For instance, basils are as attractive as coleus but also useful in the kitchen. For the past two years, the All-American Selections has given the prestigious award to a basil. Basil is also excellent as a container plant.
Last year, it was Siam Queen, a Thai basil. The crushed leaves of Siam Queen are highly aromatic and can be harvested about 50 days after transplanting. This year's All America Winner is Sweet Dani, a new lemon basil. It is definitely one you will want to try. It is a greatly improved aromatic herb, desirable for its culinary and ornamental features.
The most noteworthy improvement is the strong lemon scent. The leaves burst with lemon fragrance when touched. The scent is due to the purposeful breeding of high essential oil and citral content. Sweet Dani is easy to grow from seed or plants.
It needs warm temperatures for rapid growth. In the full sun herb garden, Sweet Dani plants are uniform, fully branching to provide more leaves for harvest. Space plants about 24 inches apart. Gardeners can expect a mature plant height of about 26 inches with white flower spikes appearing late in the growing season.
Sweet Dani plants can be cut back or trimmed for harvest several times with excellent re-growth. Use Sweet Dani as flavoring in many savory entrees, fish being the most popular.
Herbs are great mixed with vegetables in the garden. But if I had my way, I would encourage you to plant an herb garden that has its own identity. Because of their diverse habits, colors and textures, herbs can create wonderful artistic and geometric designs.
Some herbs grow tall and need to be placed in the back of the garden. Others are short, spreading and perfect for the low border. Try using creeping thymes between stepping-stones.
While the basils give an ornamental look to the garden, plants like the aretemisias and santolina lend a Mediterranean flair with their grey color.
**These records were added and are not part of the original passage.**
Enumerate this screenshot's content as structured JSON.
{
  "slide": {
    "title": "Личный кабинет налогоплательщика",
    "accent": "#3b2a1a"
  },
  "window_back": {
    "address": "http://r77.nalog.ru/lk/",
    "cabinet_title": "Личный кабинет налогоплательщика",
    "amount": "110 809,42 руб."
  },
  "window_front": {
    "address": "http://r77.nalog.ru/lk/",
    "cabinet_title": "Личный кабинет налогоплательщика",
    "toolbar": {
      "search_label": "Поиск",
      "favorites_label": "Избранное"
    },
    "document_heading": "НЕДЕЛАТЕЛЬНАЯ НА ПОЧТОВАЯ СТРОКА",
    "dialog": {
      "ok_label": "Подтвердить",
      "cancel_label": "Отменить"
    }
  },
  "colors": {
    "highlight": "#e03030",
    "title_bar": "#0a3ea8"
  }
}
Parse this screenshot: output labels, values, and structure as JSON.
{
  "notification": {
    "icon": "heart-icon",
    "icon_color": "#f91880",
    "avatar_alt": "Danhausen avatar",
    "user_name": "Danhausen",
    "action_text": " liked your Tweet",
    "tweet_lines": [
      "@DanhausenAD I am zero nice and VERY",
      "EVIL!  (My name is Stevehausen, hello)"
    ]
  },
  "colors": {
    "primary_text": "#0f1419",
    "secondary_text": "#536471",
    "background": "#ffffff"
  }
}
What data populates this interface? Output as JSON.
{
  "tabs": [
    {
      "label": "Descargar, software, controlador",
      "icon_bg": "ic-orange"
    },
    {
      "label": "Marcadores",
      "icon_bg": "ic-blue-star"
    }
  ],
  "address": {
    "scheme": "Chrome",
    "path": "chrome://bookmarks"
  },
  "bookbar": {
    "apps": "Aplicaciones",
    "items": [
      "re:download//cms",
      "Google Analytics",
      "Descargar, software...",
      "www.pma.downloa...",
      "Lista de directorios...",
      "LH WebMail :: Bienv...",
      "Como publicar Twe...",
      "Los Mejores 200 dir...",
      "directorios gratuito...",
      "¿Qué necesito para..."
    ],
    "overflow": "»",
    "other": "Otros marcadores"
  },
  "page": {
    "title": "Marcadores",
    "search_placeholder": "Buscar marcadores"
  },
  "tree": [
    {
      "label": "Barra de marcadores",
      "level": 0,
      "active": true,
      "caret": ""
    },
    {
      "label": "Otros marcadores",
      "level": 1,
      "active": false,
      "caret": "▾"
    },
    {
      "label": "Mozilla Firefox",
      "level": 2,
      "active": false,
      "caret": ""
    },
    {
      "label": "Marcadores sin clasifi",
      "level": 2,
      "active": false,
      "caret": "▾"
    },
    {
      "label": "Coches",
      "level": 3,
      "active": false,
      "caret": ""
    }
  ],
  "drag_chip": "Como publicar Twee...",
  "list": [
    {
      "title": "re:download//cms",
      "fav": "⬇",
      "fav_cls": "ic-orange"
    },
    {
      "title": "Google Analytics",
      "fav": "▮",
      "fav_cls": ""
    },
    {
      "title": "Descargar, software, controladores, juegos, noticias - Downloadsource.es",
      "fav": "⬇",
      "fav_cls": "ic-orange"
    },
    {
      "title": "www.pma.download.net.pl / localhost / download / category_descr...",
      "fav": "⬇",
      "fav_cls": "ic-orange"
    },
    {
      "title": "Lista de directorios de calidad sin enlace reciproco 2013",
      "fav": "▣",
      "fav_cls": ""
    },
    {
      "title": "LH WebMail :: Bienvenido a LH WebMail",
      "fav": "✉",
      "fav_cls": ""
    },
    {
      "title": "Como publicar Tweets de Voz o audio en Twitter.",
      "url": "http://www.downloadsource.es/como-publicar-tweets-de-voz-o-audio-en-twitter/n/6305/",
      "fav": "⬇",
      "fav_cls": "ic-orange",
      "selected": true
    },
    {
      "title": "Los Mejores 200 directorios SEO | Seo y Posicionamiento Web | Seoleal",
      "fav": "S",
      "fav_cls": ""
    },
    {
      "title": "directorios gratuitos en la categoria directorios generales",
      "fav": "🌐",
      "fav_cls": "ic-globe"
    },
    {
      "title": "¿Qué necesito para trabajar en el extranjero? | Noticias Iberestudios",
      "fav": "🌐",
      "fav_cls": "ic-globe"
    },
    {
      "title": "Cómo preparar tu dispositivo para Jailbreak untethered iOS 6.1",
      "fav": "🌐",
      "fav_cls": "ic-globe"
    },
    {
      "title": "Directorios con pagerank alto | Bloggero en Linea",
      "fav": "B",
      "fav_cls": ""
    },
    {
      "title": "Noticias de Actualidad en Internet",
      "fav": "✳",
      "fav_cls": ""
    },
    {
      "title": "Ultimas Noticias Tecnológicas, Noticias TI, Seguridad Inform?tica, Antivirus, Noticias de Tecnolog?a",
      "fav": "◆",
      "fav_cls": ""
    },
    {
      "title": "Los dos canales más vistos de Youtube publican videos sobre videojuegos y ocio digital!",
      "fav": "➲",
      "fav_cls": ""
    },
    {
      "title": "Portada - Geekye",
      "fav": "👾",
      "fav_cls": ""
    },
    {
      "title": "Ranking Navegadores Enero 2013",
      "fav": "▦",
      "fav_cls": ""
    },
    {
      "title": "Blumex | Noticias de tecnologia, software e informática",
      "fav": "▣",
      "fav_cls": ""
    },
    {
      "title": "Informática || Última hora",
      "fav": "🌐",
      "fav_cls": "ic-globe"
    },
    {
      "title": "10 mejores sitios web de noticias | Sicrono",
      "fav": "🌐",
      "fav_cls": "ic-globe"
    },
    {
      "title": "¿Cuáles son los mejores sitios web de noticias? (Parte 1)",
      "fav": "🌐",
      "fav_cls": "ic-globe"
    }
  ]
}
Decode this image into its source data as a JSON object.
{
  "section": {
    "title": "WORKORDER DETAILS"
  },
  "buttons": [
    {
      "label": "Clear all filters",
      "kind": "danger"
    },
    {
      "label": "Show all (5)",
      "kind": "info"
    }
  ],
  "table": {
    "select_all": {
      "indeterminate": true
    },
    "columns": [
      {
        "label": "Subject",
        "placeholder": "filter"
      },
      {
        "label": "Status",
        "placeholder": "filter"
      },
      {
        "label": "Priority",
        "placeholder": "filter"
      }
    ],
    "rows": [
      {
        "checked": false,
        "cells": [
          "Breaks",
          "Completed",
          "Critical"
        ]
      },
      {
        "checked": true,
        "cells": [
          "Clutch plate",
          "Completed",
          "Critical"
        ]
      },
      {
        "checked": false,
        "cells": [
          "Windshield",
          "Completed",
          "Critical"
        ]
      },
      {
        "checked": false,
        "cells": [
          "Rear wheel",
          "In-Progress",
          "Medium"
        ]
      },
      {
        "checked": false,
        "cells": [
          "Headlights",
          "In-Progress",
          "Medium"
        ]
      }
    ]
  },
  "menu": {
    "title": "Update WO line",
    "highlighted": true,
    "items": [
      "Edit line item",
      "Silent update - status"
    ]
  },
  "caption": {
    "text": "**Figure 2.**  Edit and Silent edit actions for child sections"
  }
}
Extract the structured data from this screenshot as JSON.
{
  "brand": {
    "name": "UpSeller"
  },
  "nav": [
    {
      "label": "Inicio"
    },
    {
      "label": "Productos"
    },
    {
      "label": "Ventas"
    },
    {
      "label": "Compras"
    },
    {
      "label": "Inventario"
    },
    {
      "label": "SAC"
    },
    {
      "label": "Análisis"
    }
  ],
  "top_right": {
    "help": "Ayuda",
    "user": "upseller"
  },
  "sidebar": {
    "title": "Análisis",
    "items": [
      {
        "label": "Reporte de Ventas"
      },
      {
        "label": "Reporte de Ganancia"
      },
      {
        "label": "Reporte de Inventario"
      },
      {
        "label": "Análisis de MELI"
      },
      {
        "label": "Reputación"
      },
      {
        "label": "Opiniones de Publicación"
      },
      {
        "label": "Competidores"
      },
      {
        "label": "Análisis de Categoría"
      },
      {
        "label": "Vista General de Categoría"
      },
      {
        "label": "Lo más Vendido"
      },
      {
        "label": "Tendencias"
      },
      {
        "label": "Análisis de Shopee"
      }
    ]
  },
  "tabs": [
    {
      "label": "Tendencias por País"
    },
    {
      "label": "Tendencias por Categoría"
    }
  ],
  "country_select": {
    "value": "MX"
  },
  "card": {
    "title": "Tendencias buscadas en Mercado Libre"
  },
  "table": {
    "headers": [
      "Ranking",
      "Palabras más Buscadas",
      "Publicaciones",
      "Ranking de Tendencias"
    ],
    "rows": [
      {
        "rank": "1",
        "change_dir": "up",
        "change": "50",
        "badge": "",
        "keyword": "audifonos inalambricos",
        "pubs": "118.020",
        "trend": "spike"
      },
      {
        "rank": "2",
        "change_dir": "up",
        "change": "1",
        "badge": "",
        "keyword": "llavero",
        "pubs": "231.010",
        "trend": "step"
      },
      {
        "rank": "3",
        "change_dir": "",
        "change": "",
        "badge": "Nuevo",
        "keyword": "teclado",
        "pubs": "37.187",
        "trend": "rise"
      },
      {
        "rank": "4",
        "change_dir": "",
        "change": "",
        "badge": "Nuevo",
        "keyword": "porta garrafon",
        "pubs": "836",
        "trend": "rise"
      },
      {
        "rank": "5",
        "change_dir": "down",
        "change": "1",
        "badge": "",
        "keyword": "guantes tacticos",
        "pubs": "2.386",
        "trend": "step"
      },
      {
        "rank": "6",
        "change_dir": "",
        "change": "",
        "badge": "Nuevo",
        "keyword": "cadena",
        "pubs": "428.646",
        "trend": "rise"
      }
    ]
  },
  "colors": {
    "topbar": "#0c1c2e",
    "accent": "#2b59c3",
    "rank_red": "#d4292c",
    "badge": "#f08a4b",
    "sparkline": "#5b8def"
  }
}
Santolina is hung in closets as a moth deterrent.
Garden centers are beginning to offer a broad selection of herbs for immediate planting in the garden. Select healthy and vigorous growing plants. The roots should be white to greenish white.
Most herbs thrive best in well-drained soil, with a soil pH of 6.0 to 6.8. Till the growing area to a depth of 8 to 12 inches. Some of my favorite herbs are rosemary, oregano, thyme, cilantro, chives and mints. While I don't grow sages for culinary purposes, I do grow salvias with aromatic foliage for tying and hanging in the kitchen and gorgeous flowers suitable for the vase.